My colleagues have said, why do we not appoint an inquiry committee under the Ordinance? If this is done, the Secretary can prove to everyone that he is innocent. However, this is like saying to a healthy person: why shouldn’t I cut you open to prove that you do not have diseases, so the case can be closed? I believe that appealing to use the Ordinance will give the person thus investigated great psychological pressure and torture, which is no different from cutting him open. If there is not sufficient evidence, we should not indiscriminately appeal to use the Ordinance.
As I said in Legco last week, I thought that after Legco had reconvened, the first discussion topic would be something important for Hong Kong, like the Shanghai Pilot Free Trade Zone?
However, we found that we are still spending time on the internecine strife. The fact is that people of all ages have told me that Hong Kong has spent a lot of time on this kind of internecine warfare in recent years and the society has stalled.
An example is that the status of Hong Kong as the number one cargo-loading city has been in recent years overtaken by Singapore and Shanghai. Shenzhen is also said to be overtaking HK.
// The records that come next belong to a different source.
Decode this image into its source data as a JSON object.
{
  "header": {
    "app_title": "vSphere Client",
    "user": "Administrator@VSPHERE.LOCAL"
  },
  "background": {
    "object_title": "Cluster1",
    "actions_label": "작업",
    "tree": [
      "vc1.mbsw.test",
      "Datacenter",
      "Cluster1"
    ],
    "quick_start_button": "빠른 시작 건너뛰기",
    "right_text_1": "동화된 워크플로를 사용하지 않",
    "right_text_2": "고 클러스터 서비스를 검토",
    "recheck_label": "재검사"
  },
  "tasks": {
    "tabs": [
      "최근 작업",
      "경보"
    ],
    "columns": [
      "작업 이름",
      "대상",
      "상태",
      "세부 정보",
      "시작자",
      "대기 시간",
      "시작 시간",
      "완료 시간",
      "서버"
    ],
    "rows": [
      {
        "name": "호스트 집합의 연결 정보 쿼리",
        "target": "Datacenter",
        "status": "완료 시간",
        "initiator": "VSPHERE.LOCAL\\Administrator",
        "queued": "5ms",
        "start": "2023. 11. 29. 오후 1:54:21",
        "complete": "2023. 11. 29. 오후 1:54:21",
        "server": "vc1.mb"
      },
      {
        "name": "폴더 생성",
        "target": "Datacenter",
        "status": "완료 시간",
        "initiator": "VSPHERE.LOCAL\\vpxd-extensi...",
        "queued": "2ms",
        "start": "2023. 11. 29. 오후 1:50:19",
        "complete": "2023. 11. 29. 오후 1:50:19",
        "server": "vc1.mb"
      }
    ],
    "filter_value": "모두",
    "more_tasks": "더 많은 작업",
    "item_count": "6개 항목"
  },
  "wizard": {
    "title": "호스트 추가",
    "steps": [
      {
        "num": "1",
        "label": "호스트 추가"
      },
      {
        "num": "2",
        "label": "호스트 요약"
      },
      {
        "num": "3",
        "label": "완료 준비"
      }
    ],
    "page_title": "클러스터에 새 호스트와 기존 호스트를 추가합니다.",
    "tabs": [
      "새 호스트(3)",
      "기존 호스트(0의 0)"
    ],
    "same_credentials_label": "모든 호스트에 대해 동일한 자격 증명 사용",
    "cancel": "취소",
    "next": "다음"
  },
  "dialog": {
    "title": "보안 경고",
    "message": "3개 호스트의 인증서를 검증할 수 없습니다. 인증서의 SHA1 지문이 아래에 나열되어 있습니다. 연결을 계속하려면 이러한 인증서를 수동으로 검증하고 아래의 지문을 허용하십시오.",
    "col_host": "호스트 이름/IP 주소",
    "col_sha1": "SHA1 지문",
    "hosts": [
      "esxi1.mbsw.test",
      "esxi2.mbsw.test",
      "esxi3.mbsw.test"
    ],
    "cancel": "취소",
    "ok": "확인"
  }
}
In addition, before the Hong Kong Handover, Hong Kong and Singapore were “neck to neck” in economic developments. But now Singapore’s monthly household income is almost twice that of Hong Kong’s. Faced with this, why do we remain unmoved? Why do we continue to spend time on this self-spending and impairment?
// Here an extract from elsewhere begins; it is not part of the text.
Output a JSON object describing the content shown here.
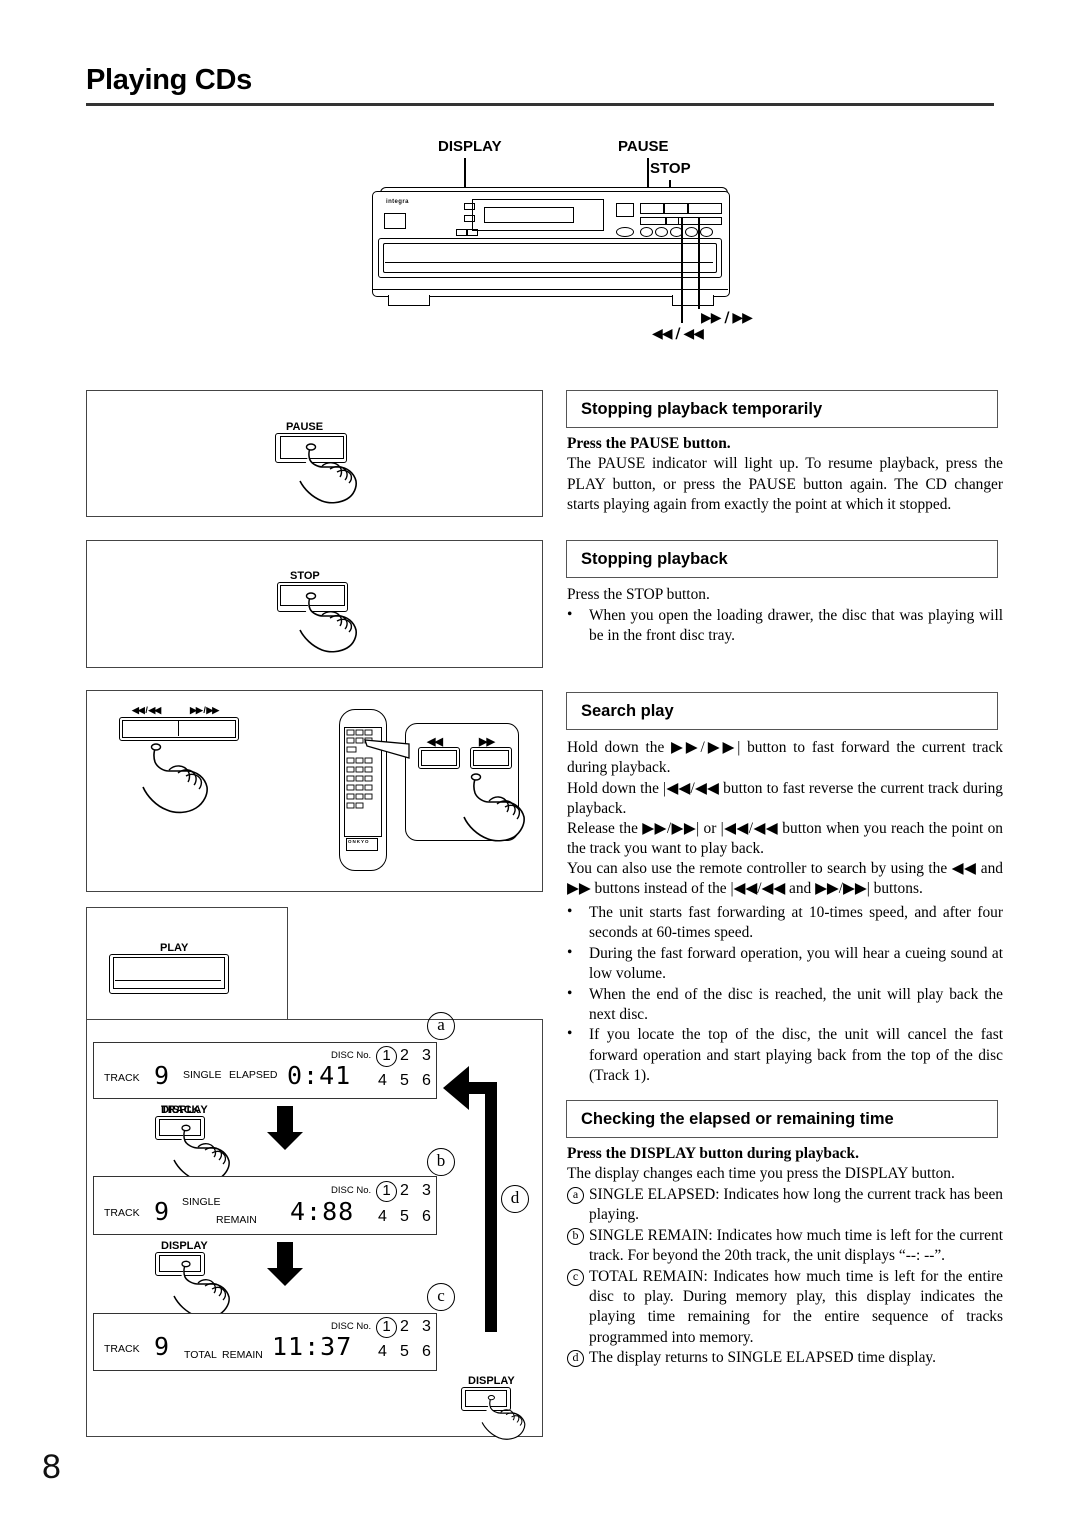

The most worrisome thing is that the Central Government is also not viewing Hong Kong optimistically. In Shenzhen, it has created the Qianhai Area; in recent days it has established the Shanghai Pilot Free Trade Zone. Analysts have said that the Central Government is “cloning” Hong Kong. When Hong Kong missteps, it will be replaced. I of course do not want to see this happen. But if the free trade zone takes away Hong Kong’s business by just 10 percent or 20 percent, Hong Kong will be in trouble. It will even deteriorate Hong Kong dangerously. At that time, its status as an international financial center will be, like its status of number one cargo handling, a thing of the past. We should know that destroying something is easier than constructing something. Even if we work as a team to develop Hong Kong’s economy now, results will not be imminent in a short time. I personally hope that the people of Hong Kong will reinvest themselves in constructing our society and not be inebriated with “self-spending.” Otherwise our next generation will blame us for not creating, but stirring up trouble. As the Chief Secretary for Administration has explained just now, the decisions of the Development Bureau are not personal decisions of the Secretary. It is hoped that we should start from scratch in reviewing the development plans for the northeastern New Territories.
Finally, what is worth mentioning is that this incident has brought the Secretary and his family immense pressure. Some media has left no stone unturned in pursuing them to photograph them. This has frightened his children and family members. These journalists have truly “gone overboard” and should reflect on their behavior deeply.
I will object to the motion.